[virtmach] Your VM

Thomas Fjellstrom virtmach@iecc.com
Tue, 29 May 2001 03:29:45 -0600

MickaŽl Pointier wrote:
> > I know you asked for every body elses ideas but the VM that
> > I made seems slow to me when thinking of the average number
> > of instructions per second that my VM does (600,000-800,000) but
> > after writing a small graphics demo (blits, putpixles,
> > textout, clear_to_color) it turns out that the VM is more
> > than fast enough to do what I need.
> Of course, if the script code is only used to sequence very high
> level/cpu intensive functions like those 2D treatments you're talking
> about, then the script code will almost not beeing visible on a profiling
> evaluation of the code :)

But if I compare this VM code:

MOVL %AC, 10000000
LOOP noop_loop

to this C code:

{ volatile int i=10000000; while(i--); }

the C code finishes in a few nano seconds, while
the VM code takes 5 seconds (at 2 million IPS)

speedy ;)

> > It only has 46 instructions
> What kind of instructions, does it look like say 6502 processor kind
> of instructions ? (load, store, shift left or right, and so on).

Sort of looks like the x86...
in short: (all are 'OP dest ?[, src]?', dest == mem/register
           src = mem/register/literal value)
          (dest and src can be modified by an ST prefix which
           makes the value a index into the stack)
MOV dest, src
ADD dest, src
SUB dest, src
MOD dest, src
DIV dest, src
SHL dest
SHR dest
LOR dest, src (logical or, ||)
LAND dest, src (logical and, &&)
PUSH src
POP dest
CALL src (call vm func)
CMP src, src
JLE src (jump if <=)
JGE src (jump if >=)
JL src (jump if <)
JG src (jump if >)
JE src (jump if ==)
JNE src (jump if !=)
JMP src (unconditional jump to 'src')
... (etc...)
INT src (call a native function, no return value)
CALLEX src (call a native function,
            ret value placed in %R register)
DUMP (dumps registers and flags to stdout in readable form)
HLT (halts the vm)

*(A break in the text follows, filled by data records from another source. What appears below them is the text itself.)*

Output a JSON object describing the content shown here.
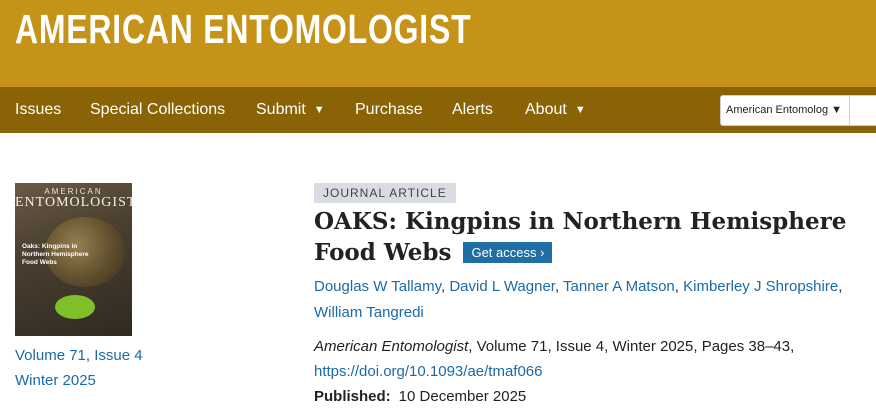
{
  "header": {
    "site_title": "AMERICAN ENTOMOLOGIST",
    "brand_color": "#c59317",
    "nav_color": "#8a6307"
  },
  "nav": {
    "issues": "Issues",
    "special_collections": "Special Collections",
    "submit": "Submit",
    "purchase": "Purchase",
    "alerts": "Alerts",
    "about": "About",
    "dropdown_caret": "▼"
  },
  "search": {
    "scope_selected": "American Entomologist",
    "scope_arrow": "▼"
  },
  "cover": {
    "journal_small": "AMERICAN",
    "journal_big": "ENTOMOLOGIST",
    "caption": "Oaks: Kingpins in Northern Hemisphere Food Webs"
  },
  "issue": {
    "volume_issue": "Volume 71, Issue 4",
    "season": "Winter 2025"
  },
  "article": {
    "type_badge": "JOURNAL ARTICLE",
    "title": "OAKS: Kingpins in Northern Hemisphere Food Webs",
    "get_access": "Get access",
    "get_access_arrow": "›",
    "authors": [
      "Douglas W Tallamy",
      "David L Wagner",
      "Tanner A Matson",
      "Kimberley J Shropshire",
      "William Tangredi"
    ],
    "author_separator": ", ",
    "citation_journal": "American Entomologist",
    "citation_rest": ", Volume 71, Issue 4, Winter 2025, Pages 38–43,",
    "doi": "https://doi.org/10.1093/ae/tmaf066",
    "published_label": "Published:",
    "published_date": "10 December 2025"
  }
}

> > (so far), 36 (32bit) general registers where each byte, and
> > short (16bit) can be individualy accessed,
> Interesting, like accessing AL or AH on x86 registers ? (except you
> can do it for the upper part of EAX too :)

this is how you would move the literal integer value '32' into
register %AA : MOVL %AA, 32
and here is how you can move the same value to
the lower 16bits: MOVL %AASW1, 32
(change the 'S' to a 'U' for unsigned)
or the lowest 8bits: MOVL %AASB3, 32

(at least you can using the assembler that
 I wrote for it so I didn't have to twiddle
 bits till I went crazy...)

> > a stack pointer
> > register, a RET (return value, for functions) register,
> Does it support local variables ? Can you access any value
> directly from memory/stack, or should you load it into one
> of your 36 general registers first ?

you can access any point in the stack and memory at any time...

> > native code can be called from the VM,
> Seems obvious, since it's the only way to be able to access the
> core system functionalities, librairies, and such.
> > and VM code can be called by native code.
> Interesting. How do you "declare" to the code that a particular
> piece (function) of VM code exists, how do you handle parameters
> exchange between VM code and native code ?

Very carefully. You have to know how to call the VM func
before even trying. (or the stack could get seriously

> > This VM is one that I'll be using in a game I've
> > been planning, it will also be running code generated
> > by a higher level language compiler that I'm close
> > to completing. I do belive It will be fast enough.
> > Now I have a question: does any one know for sure
> > if an array of function pointers is faster than
> > a switch case?
> >From experience it depends both of the CPU type and
> quality of the compiler.
> For instance, it looks like Rx000 processors (mips core)
> have trouble to keep their cache state if you jump from
> a memory loaded adress. It results in a lot of clock cycles
> wasted because the branch prediction is broken. So it's
> better when you have very few cases to use many IF
> statements.
> For the switch, in general is a good idea to have values
> that follow in memory. With some (good) compilers, the
> code will be a computed jump on some other it will be a
> very long list of "IF not value then jump after"...
> But typically on a PC, using pointer tables (like in virtual
> function tables in C++) will almost never lead to bad
> performances. You have to consider too that the pointer
> list requires a good data cache, while the if based methods
> makes use of the code cache. Depending of the size of the
> executed code, and of the amount of data you manipulate
> it can be wise to use one or the other method !
> If you move a lot of data, there are risks for your data cache
> to be trashed => better use if based method :)
> Hope it helps

Thanks. It probably will :)

"Computer programmers don't byte, they nybble a bit."
Thomas Fjellstrom